__DATA EXCERPTS__
......

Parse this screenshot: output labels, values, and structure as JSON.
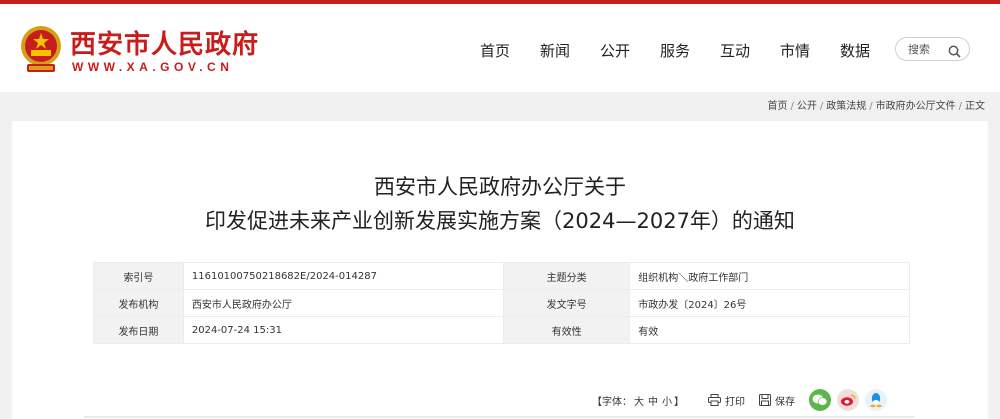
{
  "site": {
    "title": "西安市人民政府",
    "url": "WWW.XA.GOV.CN",
    "brand_color": "#c91c1c"
  },
  "nav": {
    "items": [
      "首页",
      "新闻",
      "公开",
      "服务",
      "互动",
      "市情",
      "数据"
    ]
  },
  "search": {
    "placeholder": "搜索",
    "icon": "search-icon"
  },
  "breadcrumb": {
    "items": [
      "首页",
      "公开",
      "政策法规",
      "市政府办公厅文件",
      "正文"
    ],
    "separator": "/"
  },
  "document": {
    "title_line1": "西安市人民政府办公厅关于",
    "title_line2": "印发促进未来产业创新发展实施方案（2024—2027年）的通知",
    "meta": {
      "index_label": "索引号",
      "index_value": "11610100750218682E/2024-014287",
      "topic_label": "主题分类",
      "topic_value": "组织机构＼政府工作部门",
      "publisher_label": "发布机构",
      "publisher_value": "西安市人民政府办公厅",
      "doc_no_label": "发文字号",
      "doc_no_value": "市政办发〔2024〕26号",
      "date_label": "发布日期",
      "date_value": "2024-07-24 15:31",
      "validity_label": "有效性",
      "validity_value": "有效"
    }
  },
  "tools": {
    "font_prefix": "【字体：",
    "font_large": "大",
    "font_medium": "中",
    "font_small": "小",
    "font_suffix": "】",
    "print_label": "打印",
    "save_label": "保存",
    "share_icons": [
      "wechat-icon",
      "weibo-icon",
      "qq-icon"
    ]
  }
}
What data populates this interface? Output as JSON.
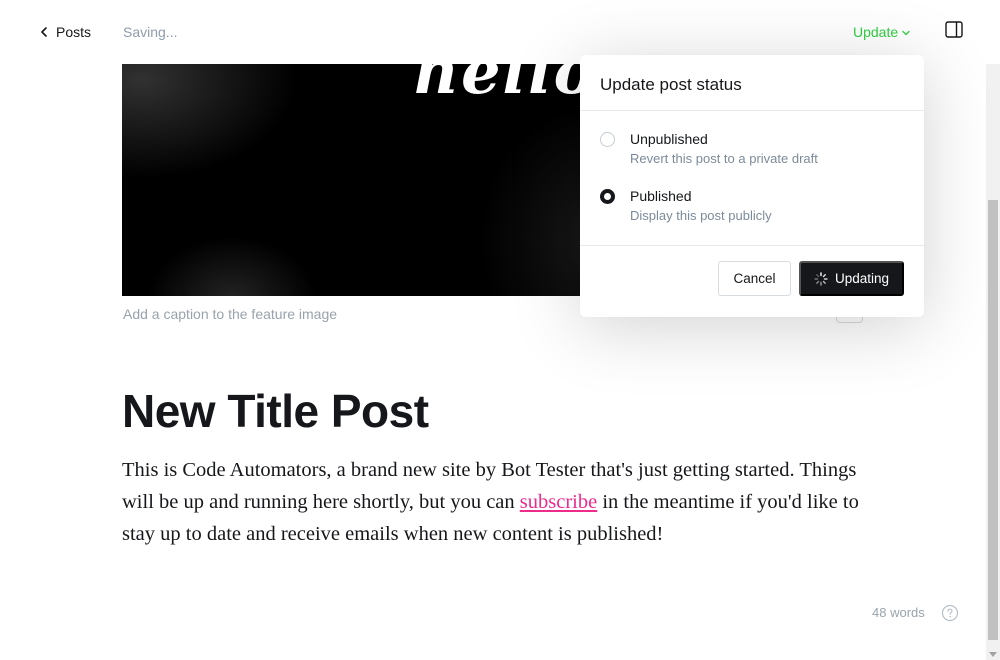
{
  "header": {
    "back_label": "Posts",
    "status_text": "Saving...",
    "update_label": "Update"
  },
  "editor": {
    "feature_image_text": "hello",
    "caption_placeholder": "Add a caption to the feature image",
    "title": "New Title Post",
    "body_before_link": "This is Code Automators, a brand new site by Bot Tester that's just getting started. Things will be up and running here shortly, but you can ",
    "body_link": "subscribe",
    "body_after_link": " in the meantime if you'd like to stay up to date and receive emails when new content is published!",
    "word_count": "48 words"
  },
  "status_popup": {
    "title": "Update post status",
    "options": [
      {
        "label": "Unpublished",
        "description": "Revert this post to a private draft",
        "selected": false
      },
      {
        "label": "Published",
        "description": "Display this post publicly",
        "selected": true
      }
    ],
    "cancel_label": "Cancel",
    "confirm_label": "Updating"
  },
  "colors": {
    "accent_green": "#30cf43",
    "link_pink": "#ed2b8b",
    "dark": "#15171a",
    "muted": "#99a3ad"
  },
  "icons": {
    "back": "chevron-left-icon",
    "update_caret": "chevron-down-icon",
    "sidebar": "sidebar-toggle-icon",
    "help": "question-circle-icon",
    "spinner": "spinner-icon"
  }
}
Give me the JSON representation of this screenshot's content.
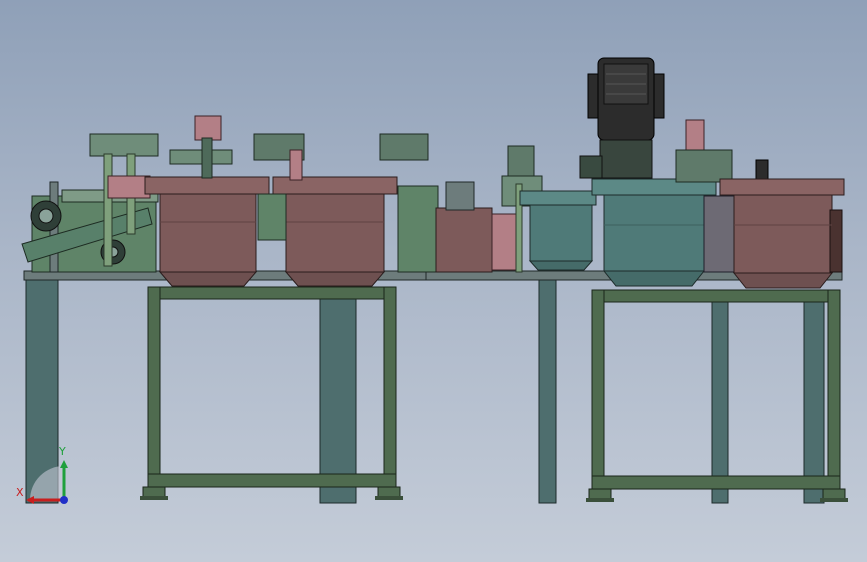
{
  "viewport": {
    "background_top": "#8fa0b8",
    "background_bottom": "#c4ccd8"
  },
  "triad": {
    "x_label": "X",
    "y_label": "Y",
    "x_color": "#c81e1e",
    "y_color": "#1fa03c",
    "z_color": "#2030c8"
  },
  "colors": {
    "frame_green": "#4f6b4f",
    "leg_teal": "#4e6e6e",
    "bin_brown": "#7d5a5a",
    "bin_teal": "#4f7a78",
    "motor_dark": "#2c2c2c",
    "mechanism_green": "#5f8468",
    "plate_gray": "#6d7c7c",
    "accent_pink": "#b37f86"
  }
}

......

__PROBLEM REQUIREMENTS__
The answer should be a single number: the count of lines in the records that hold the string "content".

__EXERCISE ANSWER__
2